Input records:
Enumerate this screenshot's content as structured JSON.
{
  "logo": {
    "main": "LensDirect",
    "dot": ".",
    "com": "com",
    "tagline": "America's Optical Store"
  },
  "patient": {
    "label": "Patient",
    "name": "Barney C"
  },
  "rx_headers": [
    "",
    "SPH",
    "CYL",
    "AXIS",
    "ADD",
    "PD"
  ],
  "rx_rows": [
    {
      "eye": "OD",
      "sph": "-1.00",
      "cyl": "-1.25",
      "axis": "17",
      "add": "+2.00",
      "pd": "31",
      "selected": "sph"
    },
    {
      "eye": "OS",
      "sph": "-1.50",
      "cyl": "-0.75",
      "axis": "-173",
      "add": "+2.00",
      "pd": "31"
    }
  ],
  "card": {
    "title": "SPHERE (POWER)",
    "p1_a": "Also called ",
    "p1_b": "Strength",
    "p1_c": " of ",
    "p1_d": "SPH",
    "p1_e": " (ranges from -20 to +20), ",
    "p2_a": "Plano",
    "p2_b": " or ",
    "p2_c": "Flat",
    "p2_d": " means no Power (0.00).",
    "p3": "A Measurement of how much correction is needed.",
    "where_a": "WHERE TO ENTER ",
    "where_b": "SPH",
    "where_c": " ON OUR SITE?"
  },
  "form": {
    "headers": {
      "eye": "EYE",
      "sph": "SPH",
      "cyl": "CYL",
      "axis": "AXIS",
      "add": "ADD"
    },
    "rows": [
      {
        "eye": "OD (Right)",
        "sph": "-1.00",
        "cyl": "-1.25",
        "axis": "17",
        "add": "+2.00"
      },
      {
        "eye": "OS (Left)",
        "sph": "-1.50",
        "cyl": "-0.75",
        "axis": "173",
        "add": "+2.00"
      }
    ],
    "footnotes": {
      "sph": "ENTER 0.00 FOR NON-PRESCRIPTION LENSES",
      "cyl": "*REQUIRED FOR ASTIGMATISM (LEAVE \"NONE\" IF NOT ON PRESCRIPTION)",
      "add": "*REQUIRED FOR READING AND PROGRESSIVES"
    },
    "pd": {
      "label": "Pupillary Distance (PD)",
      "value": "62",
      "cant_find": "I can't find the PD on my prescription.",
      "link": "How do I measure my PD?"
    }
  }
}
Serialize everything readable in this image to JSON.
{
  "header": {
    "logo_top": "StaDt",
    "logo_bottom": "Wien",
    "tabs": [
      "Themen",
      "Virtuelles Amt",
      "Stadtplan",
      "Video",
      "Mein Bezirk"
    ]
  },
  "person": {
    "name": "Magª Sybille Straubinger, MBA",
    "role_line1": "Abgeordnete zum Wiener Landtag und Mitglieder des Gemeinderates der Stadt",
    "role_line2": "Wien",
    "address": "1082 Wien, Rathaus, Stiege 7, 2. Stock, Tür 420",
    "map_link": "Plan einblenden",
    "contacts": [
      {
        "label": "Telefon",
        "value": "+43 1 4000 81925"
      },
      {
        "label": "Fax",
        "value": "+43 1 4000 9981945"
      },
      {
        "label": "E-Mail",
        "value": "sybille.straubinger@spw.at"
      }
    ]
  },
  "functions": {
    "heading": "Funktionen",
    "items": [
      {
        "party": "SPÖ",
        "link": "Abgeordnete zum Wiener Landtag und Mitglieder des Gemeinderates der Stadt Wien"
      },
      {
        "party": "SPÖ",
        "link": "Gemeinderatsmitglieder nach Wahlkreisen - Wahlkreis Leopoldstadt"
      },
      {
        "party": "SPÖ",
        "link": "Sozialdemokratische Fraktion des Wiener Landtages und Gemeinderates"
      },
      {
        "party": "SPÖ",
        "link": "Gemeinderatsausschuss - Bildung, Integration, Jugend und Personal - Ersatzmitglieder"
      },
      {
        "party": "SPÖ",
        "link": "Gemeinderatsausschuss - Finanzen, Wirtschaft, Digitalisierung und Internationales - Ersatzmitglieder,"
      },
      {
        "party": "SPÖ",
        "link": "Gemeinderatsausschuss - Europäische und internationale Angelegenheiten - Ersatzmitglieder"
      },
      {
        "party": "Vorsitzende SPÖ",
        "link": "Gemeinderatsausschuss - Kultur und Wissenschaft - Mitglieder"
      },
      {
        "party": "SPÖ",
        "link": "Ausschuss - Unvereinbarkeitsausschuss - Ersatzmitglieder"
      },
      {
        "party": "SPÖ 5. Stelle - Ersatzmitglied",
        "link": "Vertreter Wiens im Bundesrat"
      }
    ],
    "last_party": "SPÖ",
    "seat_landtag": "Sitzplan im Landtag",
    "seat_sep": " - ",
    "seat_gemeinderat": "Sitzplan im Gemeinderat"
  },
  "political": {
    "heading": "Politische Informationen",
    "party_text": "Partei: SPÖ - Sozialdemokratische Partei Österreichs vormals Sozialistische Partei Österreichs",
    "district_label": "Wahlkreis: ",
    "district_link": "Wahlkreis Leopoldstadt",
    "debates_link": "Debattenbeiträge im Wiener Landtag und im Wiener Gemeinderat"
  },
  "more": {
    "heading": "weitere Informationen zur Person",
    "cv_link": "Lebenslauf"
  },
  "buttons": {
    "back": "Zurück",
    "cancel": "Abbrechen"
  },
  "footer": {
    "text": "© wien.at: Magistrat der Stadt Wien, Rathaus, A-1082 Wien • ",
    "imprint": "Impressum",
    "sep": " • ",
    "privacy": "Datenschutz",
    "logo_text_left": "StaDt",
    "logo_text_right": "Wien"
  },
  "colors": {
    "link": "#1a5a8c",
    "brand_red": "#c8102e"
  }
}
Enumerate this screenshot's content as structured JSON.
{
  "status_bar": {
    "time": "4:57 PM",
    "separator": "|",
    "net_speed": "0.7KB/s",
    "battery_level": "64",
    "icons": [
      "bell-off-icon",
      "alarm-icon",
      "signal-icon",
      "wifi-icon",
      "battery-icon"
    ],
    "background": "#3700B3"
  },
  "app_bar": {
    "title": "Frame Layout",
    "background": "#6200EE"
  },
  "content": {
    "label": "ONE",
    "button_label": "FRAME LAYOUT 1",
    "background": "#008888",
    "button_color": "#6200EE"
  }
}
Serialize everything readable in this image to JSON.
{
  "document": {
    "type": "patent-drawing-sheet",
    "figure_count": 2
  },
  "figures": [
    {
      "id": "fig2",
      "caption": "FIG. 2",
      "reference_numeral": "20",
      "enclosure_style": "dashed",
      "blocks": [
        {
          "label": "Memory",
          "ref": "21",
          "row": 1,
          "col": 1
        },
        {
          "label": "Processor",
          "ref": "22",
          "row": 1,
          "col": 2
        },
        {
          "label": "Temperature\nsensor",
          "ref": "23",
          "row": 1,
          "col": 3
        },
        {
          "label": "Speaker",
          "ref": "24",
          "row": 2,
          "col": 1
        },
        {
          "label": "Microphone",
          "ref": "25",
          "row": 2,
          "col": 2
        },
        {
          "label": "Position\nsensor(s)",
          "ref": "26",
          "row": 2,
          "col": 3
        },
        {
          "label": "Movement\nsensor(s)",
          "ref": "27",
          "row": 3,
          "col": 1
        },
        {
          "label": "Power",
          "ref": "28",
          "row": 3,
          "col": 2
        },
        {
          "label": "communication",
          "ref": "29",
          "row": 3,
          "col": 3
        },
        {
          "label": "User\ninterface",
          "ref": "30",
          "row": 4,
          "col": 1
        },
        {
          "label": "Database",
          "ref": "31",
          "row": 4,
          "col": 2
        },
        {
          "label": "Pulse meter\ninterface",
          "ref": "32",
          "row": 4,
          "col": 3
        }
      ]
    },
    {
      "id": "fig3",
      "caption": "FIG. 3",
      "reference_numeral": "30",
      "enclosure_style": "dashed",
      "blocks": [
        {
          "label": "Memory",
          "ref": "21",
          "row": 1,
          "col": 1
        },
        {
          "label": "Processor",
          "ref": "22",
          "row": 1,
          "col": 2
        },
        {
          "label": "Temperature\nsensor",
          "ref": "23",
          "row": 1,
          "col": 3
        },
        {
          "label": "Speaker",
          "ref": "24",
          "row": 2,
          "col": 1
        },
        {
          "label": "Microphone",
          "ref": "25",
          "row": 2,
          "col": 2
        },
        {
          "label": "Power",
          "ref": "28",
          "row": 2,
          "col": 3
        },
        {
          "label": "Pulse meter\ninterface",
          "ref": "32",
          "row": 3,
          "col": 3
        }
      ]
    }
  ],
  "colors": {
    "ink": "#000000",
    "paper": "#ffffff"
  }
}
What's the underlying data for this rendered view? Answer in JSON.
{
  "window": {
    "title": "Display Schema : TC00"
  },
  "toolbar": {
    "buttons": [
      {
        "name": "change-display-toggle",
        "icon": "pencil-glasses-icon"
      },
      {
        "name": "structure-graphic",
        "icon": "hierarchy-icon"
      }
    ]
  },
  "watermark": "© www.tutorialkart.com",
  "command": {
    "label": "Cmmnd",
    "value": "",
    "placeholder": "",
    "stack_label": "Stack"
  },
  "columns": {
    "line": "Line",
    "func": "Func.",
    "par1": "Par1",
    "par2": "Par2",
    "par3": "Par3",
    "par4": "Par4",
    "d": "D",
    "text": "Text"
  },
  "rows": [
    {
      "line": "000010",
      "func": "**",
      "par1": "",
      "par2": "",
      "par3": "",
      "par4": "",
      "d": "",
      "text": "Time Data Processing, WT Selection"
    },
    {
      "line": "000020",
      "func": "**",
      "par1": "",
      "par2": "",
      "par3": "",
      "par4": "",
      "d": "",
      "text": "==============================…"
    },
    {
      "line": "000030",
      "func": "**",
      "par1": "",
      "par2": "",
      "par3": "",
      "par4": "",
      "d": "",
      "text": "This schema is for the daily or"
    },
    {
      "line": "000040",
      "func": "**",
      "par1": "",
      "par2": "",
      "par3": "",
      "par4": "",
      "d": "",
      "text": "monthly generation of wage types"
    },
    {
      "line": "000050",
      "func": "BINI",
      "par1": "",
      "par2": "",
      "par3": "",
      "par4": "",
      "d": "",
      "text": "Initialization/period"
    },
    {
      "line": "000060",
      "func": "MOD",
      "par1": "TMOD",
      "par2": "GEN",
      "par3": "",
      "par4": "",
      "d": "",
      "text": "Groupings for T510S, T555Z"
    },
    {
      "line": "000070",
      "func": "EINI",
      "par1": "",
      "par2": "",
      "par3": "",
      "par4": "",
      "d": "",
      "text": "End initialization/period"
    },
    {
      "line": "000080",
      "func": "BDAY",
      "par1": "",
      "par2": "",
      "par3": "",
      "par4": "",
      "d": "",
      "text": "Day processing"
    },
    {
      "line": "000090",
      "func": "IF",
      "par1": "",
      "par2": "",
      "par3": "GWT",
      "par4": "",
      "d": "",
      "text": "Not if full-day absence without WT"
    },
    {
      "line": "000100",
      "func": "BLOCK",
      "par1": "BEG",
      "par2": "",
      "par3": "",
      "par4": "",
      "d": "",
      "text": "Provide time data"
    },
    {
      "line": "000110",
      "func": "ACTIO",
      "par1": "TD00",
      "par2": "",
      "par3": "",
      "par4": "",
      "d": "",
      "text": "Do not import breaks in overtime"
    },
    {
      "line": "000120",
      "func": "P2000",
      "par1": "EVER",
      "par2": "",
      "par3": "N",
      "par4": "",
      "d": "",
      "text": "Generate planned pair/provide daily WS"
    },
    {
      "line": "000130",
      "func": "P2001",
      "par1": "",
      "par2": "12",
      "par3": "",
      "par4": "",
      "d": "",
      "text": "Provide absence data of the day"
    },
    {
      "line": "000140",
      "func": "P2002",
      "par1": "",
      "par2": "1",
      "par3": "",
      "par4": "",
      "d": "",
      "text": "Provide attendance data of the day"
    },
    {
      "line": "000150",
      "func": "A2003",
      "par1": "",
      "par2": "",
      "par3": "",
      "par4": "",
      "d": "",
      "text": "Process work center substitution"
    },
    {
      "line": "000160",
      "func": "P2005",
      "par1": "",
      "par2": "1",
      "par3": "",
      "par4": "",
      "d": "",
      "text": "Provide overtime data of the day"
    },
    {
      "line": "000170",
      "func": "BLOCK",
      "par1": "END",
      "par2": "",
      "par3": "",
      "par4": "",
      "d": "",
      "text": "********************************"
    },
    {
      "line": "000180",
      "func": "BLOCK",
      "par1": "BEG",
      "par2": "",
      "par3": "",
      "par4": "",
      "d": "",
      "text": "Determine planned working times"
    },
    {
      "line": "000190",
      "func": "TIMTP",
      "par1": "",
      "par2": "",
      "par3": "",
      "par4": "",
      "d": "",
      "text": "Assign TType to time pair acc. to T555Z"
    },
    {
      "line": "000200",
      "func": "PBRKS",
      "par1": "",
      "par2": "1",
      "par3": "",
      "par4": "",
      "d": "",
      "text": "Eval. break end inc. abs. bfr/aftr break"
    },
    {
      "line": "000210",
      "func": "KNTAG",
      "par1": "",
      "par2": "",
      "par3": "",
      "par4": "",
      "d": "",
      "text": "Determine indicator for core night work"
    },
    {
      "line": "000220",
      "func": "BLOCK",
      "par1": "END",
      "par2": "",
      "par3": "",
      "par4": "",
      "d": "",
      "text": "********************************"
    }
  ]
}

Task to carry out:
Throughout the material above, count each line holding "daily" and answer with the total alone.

Your solution:
2